Warwickshire 463 (Westwood 68, Evans 178, Javid 83) and 180 for 6 dec. (Woakes 60, Clarke 54*) beat Nottinghamshire 217 (Taylor 80, Lumb 51; J Patel 4-60) and 210 (Hales 58; Patel 4-68) by 216 runs

Warwickshire gave more substance to their conviction that they can yet mount a successful defence of their 2012 title with a well-won victory over Nottinghamshire that puts them back in contention with six matches remaining, albeit with plenty still to do.

Worryingly for Nottinghamshire, who have found themselves hard pressed to bowl sides out this season and without a top quality spin bowler to exploit the summer's increasingly dry pitches, they lost from a position they would have hoped to defend after going to lunch only two wickets down.

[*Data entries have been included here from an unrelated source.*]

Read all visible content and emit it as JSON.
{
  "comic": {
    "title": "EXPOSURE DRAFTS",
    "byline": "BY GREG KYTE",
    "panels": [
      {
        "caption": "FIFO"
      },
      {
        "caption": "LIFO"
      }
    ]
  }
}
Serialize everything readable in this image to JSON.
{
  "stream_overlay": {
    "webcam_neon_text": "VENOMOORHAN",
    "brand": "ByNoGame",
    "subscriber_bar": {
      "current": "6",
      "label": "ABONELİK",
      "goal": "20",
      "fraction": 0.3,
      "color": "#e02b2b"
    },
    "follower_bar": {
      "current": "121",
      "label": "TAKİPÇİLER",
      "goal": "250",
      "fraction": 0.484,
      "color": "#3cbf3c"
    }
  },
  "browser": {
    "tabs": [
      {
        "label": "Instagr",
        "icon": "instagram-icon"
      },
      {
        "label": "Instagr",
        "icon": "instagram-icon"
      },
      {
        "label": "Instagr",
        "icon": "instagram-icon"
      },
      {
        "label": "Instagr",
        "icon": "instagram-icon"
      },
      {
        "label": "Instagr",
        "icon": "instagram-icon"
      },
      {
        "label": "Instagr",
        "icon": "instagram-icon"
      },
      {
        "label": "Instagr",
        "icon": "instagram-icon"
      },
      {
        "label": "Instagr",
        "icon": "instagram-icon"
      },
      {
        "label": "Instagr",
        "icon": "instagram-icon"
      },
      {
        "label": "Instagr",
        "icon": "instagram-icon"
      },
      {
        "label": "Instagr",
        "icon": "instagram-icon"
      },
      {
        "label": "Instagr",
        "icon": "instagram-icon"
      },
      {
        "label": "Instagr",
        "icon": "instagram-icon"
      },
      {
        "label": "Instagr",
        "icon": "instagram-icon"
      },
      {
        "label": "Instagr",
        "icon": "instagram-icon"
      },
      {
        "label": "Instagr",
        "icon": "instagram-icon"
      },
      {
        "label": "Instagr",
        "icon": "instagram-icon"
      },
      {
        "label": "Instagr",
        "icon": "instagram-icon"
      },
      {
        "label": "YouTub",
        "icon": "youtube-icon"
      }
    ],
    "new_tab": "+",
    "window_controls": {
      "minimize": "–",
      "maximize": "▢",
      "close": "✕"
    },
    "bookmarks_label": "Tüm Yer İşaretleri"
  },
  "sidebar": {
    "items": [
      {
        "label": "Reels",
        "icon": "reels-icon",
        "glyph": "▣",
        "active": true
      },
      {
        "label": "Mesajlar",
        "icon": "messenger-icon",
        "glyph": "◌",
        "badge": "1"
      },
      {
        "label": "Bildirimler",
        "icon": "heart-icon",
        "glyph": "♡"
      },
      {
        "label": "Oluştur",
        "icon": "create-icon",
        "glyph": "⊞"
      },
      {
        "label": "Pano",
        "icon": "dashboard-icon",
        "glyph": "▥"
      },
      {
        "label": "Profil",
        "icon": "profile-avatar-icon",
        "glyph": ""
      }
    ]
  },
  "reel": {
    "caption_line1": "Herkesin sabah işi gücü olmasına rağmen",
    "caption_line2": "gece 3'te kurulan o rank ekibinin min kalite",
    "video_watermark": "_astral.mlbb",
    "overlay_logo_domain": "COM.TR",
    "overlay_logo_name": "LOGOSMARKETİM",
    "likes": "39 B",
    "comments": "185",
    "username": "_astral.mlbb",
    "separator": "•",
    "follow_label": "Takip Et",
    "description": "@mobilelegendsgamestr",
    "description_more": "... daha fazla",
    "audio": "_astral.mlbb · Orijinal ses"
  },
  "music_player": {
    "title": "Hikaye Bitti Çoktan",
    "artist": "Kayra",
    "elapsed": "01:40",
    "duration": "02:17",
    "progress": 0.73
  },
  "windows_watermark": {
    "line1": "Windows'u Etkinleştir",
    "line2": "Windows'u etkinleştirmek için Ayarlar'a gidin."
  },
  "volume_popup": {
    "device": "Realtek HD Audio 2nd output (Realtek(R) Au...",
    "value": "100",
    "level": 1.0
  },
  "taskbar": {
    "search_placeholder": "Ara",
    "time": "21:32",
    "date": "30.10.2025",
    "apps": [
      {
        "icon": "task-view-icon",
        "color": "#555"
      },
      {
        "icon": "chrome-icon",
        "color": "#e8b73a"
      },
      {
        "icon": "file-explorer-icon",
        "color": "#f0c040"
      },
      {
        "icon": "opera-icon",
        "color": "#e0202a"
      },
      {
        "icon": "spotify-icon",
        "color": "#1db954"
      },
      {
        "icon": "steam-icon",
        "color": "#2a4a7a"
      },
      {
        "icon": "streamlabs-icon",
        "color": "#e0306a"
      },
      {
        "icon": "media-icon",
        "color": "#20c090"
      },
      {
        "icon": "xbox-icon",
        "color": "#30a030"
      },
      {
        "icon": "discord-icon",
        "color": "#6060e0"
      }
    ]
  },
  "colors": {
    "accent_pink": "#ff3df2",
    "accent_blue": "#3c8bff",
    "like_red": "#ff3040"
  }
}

They will consider what happened in the 45 overs that followed as deeply disappointing but Warwickshire deserved much credit for the skill and persistence of their bowlers and the imagination used by Varun Chopra, their temporary captain, who took the opportunity provided by a big lead to set attacking but sometimes unconventional fields, deploying three short midwickets as well as a short extra-cover for the seamers, and giving Jeetan Patel, his front-line spinner, the benefit of two close-in fielders on each side of the wicket, as well as a slip and a short fine leg.

It meant there were no periods in which Nottinghamshire could comfortably use up time, the pressure always on them to avoid mistakes. In the end, it was just too much for them.

They had gone to lunch 78 for 2, which in many instances would seem to be a position that offered them every prospect of hanging on grimly. Steven Mullaney had been bowled by the 12th ball of the morning but Michael Lumb had been the only other casualty, caught behind off Keith Barker, with Tim Ambrose standing up.

Alex Hales, in such woeful form in the four-day game this season that he played here only because Riki Wessels has a broken thumb, turned out to be their strongest line of resistance, batting more than four hours for only his second half-century of the season.

But both James Taylor and Chris Read fell cheaply and when Hales finally chipped a ball from Patel to short mid-on a second body blow quickly followed as Samit Patel, who had appeared to have successfully reined himself in after a breezy start, was given out in circumstances he disputed, caught by one of the short midwickets when adamant he had played the ball from Rikki Clarke into the ground. His slow departure, accompanied by words and gestures aimed at umpire Trevor Jesty, may land him in trouble.

With Read following him back shortly afterwards, the third of four victims for New Zealand offspinner Jeetan Patel, odds swung heavily in Warwickshire's favour. Nottinghamshire reached tea with no further losses but the 35 overs remaining must have seemed a long stretch with only four wickets remaining.

Patel bowled Ajmal Shahzad with the first ball of the final session and even though David Hussey was still there a sense of the inevitable hung over him. Andre Adams was caught by Ian Westwood at short leg off Patel and then came the new ball, taken after 84 overs.

Hussey was well held low down at first slip by Chopra before Boyd Rankin, aware that the short ball would eventually reap a dividend, kept banging them in until Luke Fletcher obliged with a fended edge to third slip.

Chopra believes Warwickshire, who had looked so forlorn only a couple of weeks ago, are back in the hunt after following up their defeat of Middlesex at Uxbridge. "I don't know where we stand in points but we have to play Yorkshire next and Sussex are still to come here and if we are playing good cricket we are a match for most sides," he said.

"We had to be patient in this game. On wickets like this at Edgbaston, trying to get 20 wickets is always very difficult. Against Lancashire we made them follow-on and they batted out the day.

"We didn't enforce here and it was always in the back of your mind that it might have been the wrong decision but we felt if we added a few more runs to give us a big lead to work with and the wicket might deteriorate a bit more and that would be to our advantage with an international spinner in the side."